“. . . [T]he Rights of the Priesthood Are Inseparably Connected with the Powers of Heaven”
Doctrine and Covenants 121:36–37
36 . . . [T]he rights of the priesthood are inseparably connected with the powers of heaven, and . . . the powers of heaven cannot be controlled nor handled only upon the principles of righteousness.
37 That they may be conferred upon us, it is true; but when we undertake to cover our sins, or to gratify our pride, our vain ambition, or to exercise control or dominion or compulsion upon the souls of the children of men, in any degree of unrighteousness, behold, the heavens withdraw themselves; the Spirit of the Lord is grieved; and when it is withdrawn, Amen to the priesthood or the authority of that man.
President Gordon B. Hinckley said:
“That [D&C 121:36–37] is the unequivocal word of the Lord concerning His divine authority. What a tremendous obligation this places upon each of us. We who hold the priesthood of God must stand above the ways of the world. We must discipline ourselves. We cannot be self-righteous, but we can and must be decent, honorable men.
“Our behavior in public must be above reproach. Our behavior in private is even more important. It must clear the standard set by the Lord. We cannot indulge in sin, let alone try to cover our sins. We cannot gratify our pride. We cannot partake of the vanity of unrighteous ambition. We cannot exercise control, or dominion, or compulsion upon our wives or children, or any others in any degree of unrighteousness.
“If we do any of these things, the powers of heaven are withdrawn. The Spirit of the Lord is grieved. The very virtue of our priesthood is nullified.

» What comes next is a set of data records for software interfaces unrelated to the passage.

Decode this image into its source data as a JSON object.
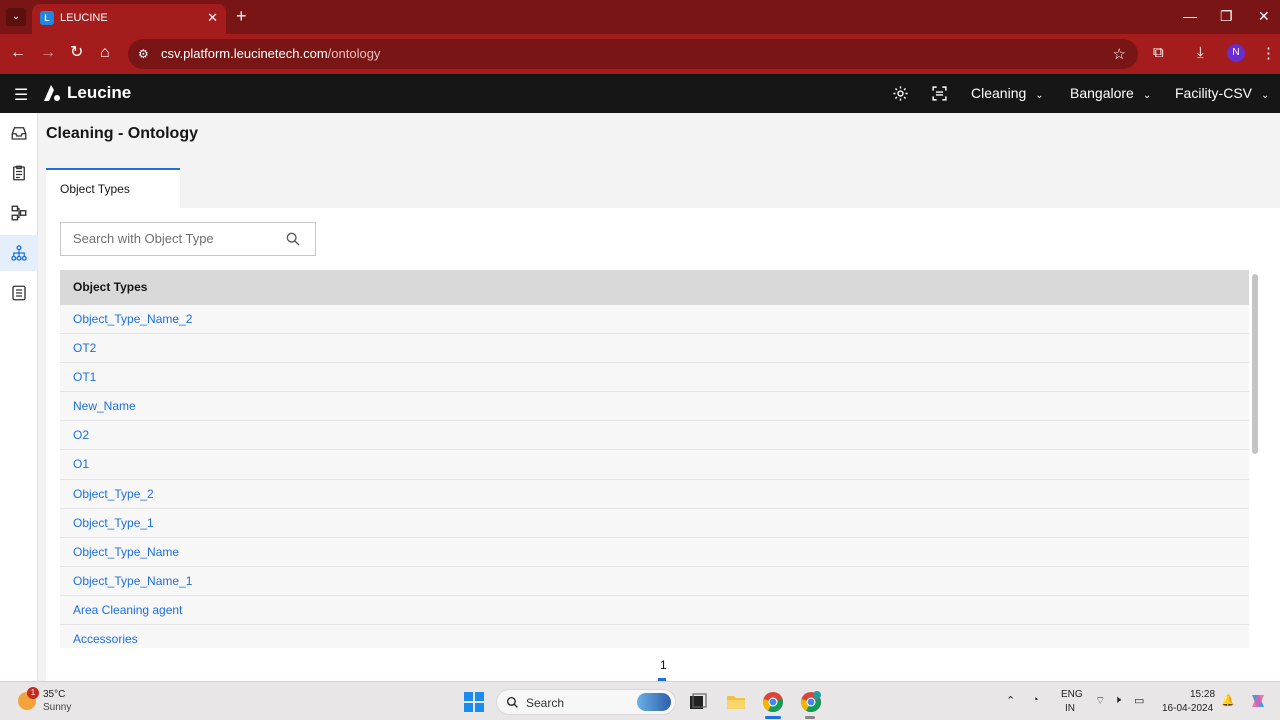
{
  "browser": {
    "tab_title": "LEUCINE",
    "url_domain": "csv.platform.leucinetech.com",
    "url_path": "/ontology",
    "profile_initial": "N"
  },
  "app": {
    "logo_text": "Leucine",
    "header": {
      "module": "Cleaning",
      "location": "Bangalore",
      "facility": "Facility-CSV"
    }
  },
  "page": {
    "title": "Cleaning - Ontology",
    "tab_label": "Object Types",
    "search_placeholder": "Search with Object Type",
    "table_header": "Object Types",
    "rows": [
      "Object_Type_Name_2",
      "OT2",
      "OT1",
      "New_Name",
      "O2",
      "O1",
      "Object_Type_2",
      "Object_Type_1",
      "Object_Type_Name",
      "Object_Type_Name_1",
      "Area Cleaning agent",
      "Accessories"
    ],
    "current_page": "1"
  },
  "taskbar": {
    "weather_temp": "35°C",
    "weather_desc": "Sunny",
    "weather_badge": "1",
    "search_label": "Search",
    "lang_line1": "ENG",
    "lang_line2": "IN",
    "time": "15:28",
    "date": "16-04-2024"
  },
  "colors": {
    "browser_frame": "#a41c1c",
    "app_header": "#161616",
    "link": "#1d6fe2"
  }
}
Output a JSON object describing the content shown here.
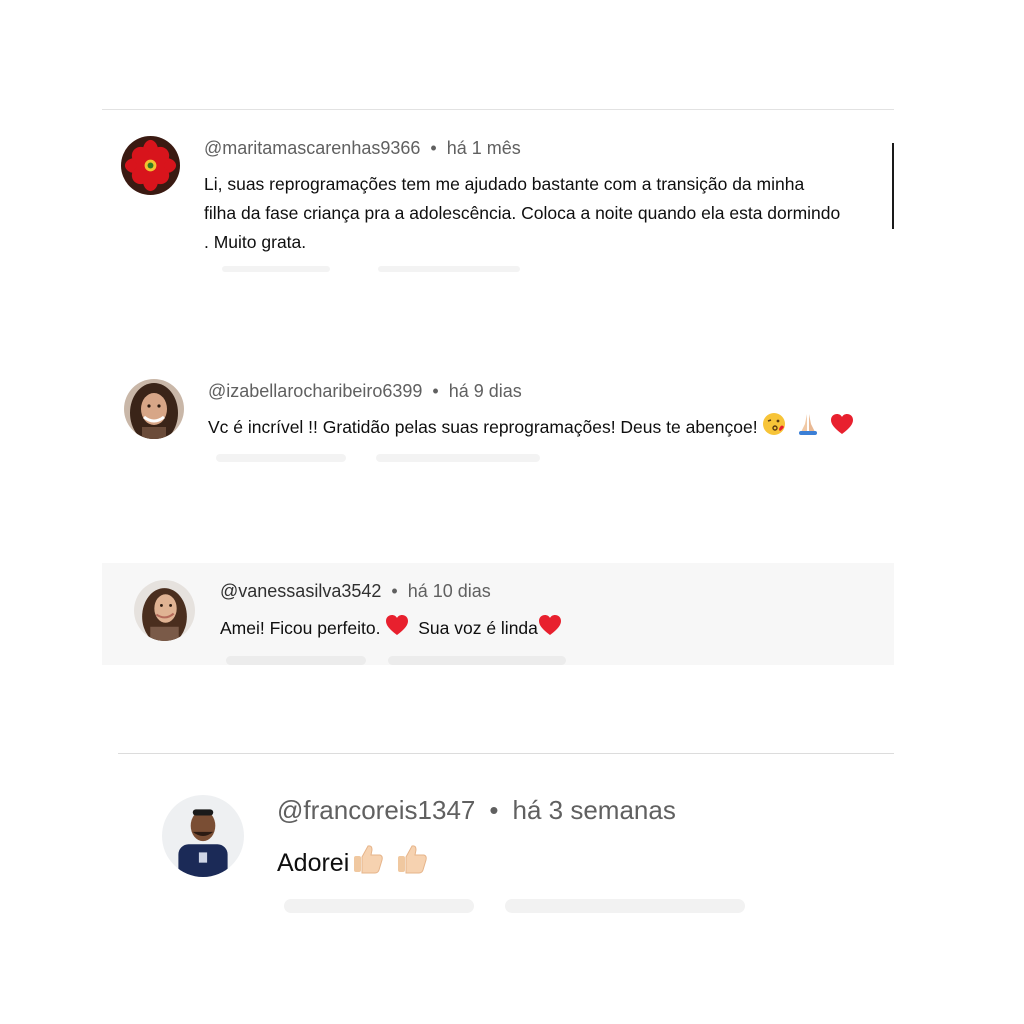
{
  "comments": [
    {
      "username": "@maritamascarenhas9366",
      "time": "há 1 mês",
      "lines": [
        "Li, suas reprogramações tem me ajudado bastante com a transição da minha",
        "filha da fase criança pra a adolescência. Coloca a noite quando ela esta dormindo",
        ". Muito grata."
      ]
    },
    {
      "username": "@izabellarocharibeiro6399",
      "time": "há 9 dias",
      "text": "Vc é incrível !! Gratidão pelas suas reprogramações! Deus te abençoe!",
      "emojis": [
        "kissing-face-emoji",
        "praying-hands-emoji",
        "red-heart-emoji"
      ]
    },
    {
      "username": "@vanessasilva3542",
      "time": "há 10 dias",
      "text_a": "Amei! Ficou perfeito.",
      "text_b": "Sua voz é linda",
      "emojis": [
        "red-heart-emoji",
        "red-heart-emoji"
      ]
    },
    {
      "username": "@francoreis1347",
      "time": "há 3 semanas",
      "text": "Adorei",
      "emojis": [
        "thumbs-up-emoji",
        "thumbs-up-emoji"
      ]
    }
  ],
  "separator": "•",
  "colors": {
    "meta": "#606060",
    "text": "#0f0f0f",
    "divider": "#e2e2e2",
    "highlight_bg": "#f7f7f7",
    "pill": "#f0f0f0",
    "heart": "#e8202e"
  }
}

Its authority is lost.
“The manner of our living, the words we speak, and our everyday behavior have a bearing upon our effectiveness as men and boys holding the priesthood. . . .
“Even though those in authority lay hands upon our heads and we are ordained, we may through our behavior nullify and forfeit any right to exercise this divine authority.”
(“Personal Worthiness to Exercise the Priesthood,” Ensign, May 2002, 52.)